### [Exercise brief]
Copy out the records that appear below, exactly as each one reads.

(Dataset rows for apps and sites)
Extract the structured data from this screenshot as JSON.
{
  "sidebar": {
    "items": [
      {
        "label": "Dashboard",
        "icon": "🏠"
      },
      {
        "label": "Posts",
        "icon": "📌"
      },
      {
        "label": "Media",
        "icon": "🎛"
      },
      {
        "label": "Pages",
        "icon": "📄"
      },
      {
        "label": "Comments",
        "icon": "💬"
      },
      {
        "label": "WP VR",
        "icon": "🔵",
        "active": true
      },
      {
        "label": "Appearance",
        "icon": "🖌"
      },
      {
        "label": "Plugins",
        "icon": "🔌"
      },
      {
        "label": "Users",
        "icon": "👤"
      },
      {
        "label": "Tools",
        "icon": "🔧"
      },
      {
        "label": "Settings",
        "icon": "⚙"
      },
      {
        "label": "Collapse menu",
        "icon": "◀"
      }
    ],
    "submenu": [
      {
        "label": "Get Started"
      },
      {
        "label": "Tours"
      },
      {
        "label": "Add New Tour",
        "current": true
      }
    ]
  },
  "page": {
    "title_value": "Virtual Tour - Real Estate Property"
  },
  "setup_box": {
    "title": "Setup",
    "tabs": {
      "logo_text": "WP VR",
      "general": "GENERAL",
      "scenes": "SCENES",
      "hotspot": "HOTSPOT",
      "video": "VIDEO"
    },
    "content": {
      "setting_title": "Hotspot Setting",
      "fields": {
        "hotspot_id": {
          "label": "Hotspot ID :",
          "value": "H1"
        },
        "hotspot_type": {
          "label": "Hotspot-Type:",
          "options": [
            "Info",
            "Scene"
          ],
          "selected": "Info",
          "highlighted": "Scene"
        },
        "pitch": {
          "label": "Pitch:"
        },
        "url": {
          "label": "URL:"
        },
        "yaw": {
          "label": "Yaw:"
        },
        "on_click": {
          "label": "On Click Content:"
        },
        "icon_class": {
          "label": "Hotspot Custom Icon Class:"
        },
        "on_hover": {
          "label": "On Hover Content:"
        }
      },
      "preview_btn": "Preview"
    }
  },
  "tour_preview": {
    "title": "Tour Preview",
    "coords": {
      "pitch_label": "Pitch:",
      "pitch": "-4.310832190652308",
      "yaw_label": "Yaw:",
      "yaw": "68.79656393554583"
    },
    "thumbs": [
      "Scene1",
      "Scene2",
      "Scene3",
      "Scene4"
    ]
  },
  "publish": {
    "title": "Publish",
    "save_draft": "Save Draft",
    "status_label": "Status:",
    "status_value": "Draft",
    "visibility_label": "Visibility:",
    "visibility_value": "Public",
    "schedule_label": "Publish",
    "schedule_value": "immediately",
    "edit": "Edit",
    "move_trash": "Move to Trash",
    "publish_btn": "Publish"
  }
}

### [Exercise solution]
Extract the structured data from this screenshot as JSON.
{
  "sidebar": {
    "items": [
      {
        "label": "Dashboard",
        "icon": "🏠"
      },
      {
        "label": "Posts",
        "icon": "📌"
      },
      {
        "label": "Media",
        "icon": "🎛"
      },
      {
        "label": "Pages",
        "icon": "📄"
      },
      {
        "label": "Comments",
        "icon": "💬"
      },
      {
        "label": "WP VR",
        "icon": "🔵",
        "active": true
      },
      {
        "label": "Appearance",
        "icon": "🖌"
      },
      {
        "label": "Plugins",
        "icon": "🔌"
      },
      {
        "label": "Users",
        "icon": "👤"
      },
      {
        "label": "Tools",
        "icon": "🔧"
      },
      {
        "label": "Settings",
        "icon": "⚙"
      },
      {
        "label": "Collapse menu",
        "icon": "◀"
      }
    ],
    "submenu": [
      {
        "label": "Get Started"
      },
      {
        "label": "Tours"
      },
      {
        "label": "Add New Tour",
        "current": true
      }
    ]
  },
  "page": {
    "title_value": "Virtual Tour - Real Estate Property"
  },
  "setup_box": {
    "title": "Setup",
    "tabs": {
      "logo_text": "WP VR",
      "general": "GENERAL",
      "scenes": "SCENES",
      "hotspot": "HOTSPOT",
      "video": "VIDEO"
    },
    "content": {
      "setting_title": "Hotspot Setting",
      "fields": {
        "hotspot_id": {
          "label": "Hotspot ID :",
          "value": "H1"
        },
        "hotspot_type": {
          "label": "Hotspot-Type:",
          "options": [
            "Info",
            "Scene"
          ],
          "selected": "Info",
          "highlighted": "Scene"
        },
        "pitch": {
          "label": "Pitch:"
        },
        "url": {
          "label": "URL:"
        },
        "yaw": {
          "label": "Yaw:"
        },
        "on_click": {
          "label": "On Click Content:"
        },
        "icon_class": {
          "label": "Hotspot Custom Icon Class:"
        },
        "on_hover": {
          "label": "On Hover Content:"
        }
      },
      "preview_btn": "Preview"
    }
  },
  "tour_preview": {
    "title": "Tour Preview",
    "coords": {
      "pitch_label": "Pitch:",
      "pitch": "-4.310832190652308",
      "yaw_label": "Yaw:",
      "yaw": "68.79656393554583"
    },
    "thumbs": [
      "Scene1",
      "Scene2",
      "Scene3",
      "Scene4"
    ]
  },
  "publish": {
    "title": "Publish",
    "save_draft": "Save Draft",
    "status_label": "Status:",
    "status_value": "Draft",
    "visibility_label": "Visibility:",
    "visibility_value": "Public",
    "schedule_label": "Publish",
    "schedule_value": "immediately",
    "edit": "Edit",
    "move_trash": "Move to Trash",
    "publish_btn": "Publish"
  }
}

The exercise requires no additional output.